    ///           returns <see langword=”true”/> otherwise returns <see langword=”false”/>. </summary>

    /// <returns> <see langword=”true”/> if it succeeds, <see langword=”false”/> if it fails. </returns>

    /// ————————————————————————————————-

    public static bool AlreadyRunning()

    {

        /*

        const int SW_HIDE = 0;

        const int SW_SHOWNORMAL = 1;

        const int SW_SHOWMINIMIZED = 2;

        const int SW_SHOWMAXIMIZED = 3;

        const int SW_SHOWNOACTIVATE = 4;

        const int SW_RESTORE = 9;

        const int SW_SHOWDEFAULT = 10;

        */

        const int swRestore = 9;

 
 

        var me = Process.GetCurrentProcess();

        var arrProcesses = Process.GetProcessesByName(me.ProcessName);

 
 

        if (arrProcesses.Length > 1)

        {

            for (var i = 0; i < arrProcesses.Length; i++)

            {

                if (arrProcesses[i].Id != me.Id)

                {

                    // get the window handle

                    IntPtr hWnd = arrProcesses[i].MainWindowHandle;

 
 

                    // if iconic, we need to restore the window

                    if (IsIconic(hWnd))

                    {

                        ShowWindowAsync(hWnd, swRestore);

                    }

 
 

                    // bring it to the foreground

                    SetForegroundWindow(hWnd);

                    break;

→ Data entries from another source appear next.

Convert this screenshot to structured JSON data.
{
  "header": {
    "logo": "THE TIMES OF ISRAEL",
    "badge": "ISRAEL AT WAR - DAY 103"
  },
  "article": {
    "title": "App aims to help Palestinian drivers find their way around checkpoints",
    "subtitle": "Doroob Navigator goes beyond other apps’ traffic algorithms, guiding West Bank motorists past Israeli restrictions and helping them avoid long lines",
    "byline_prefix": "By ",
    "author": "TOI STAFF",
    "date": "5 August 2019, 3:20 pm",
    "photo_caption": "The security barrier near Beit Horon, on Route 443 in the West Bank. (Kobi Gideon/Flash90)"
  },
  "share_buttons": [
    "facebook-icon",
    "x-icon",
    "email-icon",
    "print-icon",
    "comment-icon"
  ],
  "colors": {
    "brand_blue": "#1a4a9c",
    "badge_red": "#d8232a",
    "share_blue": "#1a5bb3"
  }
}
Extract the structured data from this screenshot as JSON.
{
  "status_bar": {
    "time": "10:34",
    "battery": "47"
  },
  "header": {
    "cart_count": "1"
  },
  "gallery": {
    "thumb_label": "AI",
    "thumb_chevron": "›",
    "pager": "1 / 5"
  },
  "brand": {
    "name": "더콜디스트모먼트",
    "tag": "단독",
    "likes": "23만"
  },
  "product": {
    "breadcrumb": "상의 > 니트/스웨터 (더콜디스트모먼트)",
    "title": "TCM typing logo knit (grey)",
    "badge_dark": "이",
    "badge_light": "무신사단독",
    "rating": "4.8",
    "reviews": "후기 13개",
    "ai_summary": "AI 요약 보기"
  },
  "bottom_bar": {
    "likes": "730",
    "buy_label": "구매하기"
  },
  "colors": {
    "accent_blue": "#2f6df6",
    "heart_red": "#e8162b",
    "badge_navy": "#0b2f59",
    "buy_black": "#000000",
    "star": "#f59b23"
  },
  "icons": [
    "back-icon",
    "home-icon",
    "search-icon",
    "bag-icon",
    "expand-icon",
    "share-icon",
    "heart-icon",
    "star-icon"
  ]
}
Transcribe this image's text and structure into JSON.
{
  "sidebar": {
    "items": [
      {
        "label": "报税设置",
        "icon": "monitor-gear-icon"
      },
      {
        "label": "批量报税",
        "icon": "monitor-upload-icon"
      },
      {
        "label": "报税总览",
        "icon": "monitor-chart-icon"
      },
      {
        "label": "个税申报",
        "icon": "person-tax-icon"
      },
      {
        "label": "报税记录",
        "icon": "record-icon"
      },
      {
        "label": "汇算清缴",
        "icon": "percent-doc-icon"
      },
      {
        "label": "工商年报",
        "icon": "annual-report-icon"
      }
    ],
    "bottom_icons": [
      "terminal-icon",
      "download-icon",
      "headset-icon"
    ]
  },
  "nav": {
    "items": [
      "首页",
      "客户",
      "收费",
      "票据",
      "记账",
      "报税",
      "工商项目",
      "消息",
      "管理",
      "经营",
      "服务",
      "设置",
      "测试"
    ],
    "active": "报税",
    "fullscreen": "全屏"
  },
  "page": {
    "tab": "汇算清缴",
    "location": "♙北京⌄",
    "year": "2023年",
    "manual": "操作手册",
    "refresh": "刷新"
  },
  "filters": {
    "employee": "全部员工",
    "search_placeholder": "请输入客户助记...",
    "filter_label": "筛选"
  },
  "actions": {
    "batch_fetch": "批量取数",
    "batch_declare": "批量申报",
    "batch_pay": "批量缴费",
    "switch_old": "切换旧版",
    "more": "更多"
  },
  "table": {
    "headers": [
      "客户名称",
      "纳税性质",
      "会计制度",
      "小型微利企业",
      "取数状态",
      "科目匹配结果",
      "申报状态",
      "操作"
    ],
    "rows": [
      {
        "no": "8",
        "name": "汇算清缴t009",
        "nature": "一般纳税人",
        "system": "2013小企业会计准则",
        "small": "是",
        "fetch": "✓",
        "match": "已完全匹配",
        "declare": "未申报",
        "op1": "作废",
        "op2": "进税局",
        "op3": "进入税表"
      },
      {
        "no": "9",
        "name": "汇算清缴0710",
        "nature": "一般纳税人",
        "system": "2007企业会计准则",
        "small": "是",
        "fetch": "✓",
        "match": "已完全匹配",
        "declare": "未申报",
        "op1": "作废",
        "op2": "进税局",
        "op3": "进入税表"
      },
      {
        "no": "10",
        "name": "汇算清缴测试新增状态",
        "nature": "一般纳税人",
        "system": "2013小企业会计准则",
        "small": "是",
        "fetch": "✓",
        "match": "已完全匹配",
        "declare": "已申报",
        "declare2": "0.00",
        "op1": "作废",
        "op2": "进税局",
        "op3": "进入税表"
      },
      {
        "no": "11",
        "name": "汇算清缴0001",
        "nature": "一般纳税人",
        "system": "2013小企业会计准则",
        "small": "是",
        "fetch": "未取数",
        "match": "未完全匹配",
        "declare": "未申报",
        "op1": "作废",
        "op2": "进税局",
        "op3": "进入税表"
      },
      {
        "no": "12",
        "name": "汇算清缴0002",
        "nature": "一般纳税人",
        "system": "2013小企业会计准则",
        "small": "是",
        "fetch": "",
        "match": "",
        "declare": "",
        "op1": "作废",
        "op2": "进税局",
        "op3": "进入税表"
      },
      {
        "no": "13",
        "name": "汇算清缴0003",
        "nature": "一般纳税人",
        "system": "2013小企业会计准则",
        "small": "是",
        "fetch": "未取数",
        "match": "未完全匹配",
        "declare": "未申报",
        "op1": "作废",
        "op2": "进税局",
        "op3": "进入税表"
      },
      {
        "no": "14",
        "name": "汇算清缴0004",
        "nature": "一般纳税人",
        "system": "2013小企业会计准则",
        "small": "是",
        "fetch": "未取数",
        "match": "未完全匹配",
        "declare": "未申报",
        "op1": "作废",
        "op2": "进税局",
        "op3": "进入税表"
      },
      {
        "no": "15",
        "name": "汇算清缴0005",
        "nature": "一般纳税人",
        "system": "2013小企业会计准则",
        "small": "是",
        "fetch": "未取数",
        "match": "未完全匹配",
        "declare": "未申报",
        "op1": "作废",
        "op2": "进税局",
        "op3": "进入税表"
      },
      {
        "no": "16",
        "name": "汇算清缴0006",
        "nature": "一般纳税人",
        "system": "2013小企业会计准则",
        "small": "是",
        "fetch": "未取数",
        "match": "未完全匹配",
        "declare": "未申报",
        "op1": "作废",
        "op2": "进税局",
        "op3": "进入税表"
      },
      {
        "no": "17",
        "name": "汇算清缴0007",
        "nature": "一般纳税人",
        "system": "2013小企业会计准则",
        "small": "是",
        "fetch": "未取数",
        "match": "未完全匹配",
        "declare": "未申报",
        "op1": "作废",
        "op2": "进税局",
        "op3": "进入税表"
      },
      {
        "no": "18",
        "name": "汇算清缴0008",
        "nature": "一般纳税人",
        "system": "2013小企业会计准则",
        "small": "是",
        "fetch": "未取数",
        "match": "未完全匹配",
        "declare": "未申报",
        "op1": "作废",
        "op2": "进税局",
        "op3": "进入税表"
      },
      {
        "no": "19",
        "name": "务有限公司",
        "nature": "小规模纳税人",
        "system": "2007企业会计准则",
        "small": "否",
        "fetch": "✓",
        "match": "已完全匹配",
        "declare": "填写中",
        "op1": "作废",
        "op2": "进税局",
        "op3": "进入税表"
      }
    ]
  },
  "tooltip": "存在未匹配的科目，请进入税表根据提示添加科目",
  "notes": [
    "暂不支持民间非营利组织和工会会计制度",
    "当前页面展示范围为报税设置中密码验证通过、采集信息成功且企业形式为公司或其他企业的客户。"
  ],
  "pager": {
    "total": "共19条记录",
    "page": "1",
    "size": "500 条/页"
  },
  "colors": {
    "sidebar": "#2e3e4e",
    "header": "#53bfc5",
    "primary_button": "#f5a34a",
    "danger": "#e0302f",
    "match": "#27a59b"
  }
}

                }

            }

            return true;

        }

 
 

        return false;

    }

}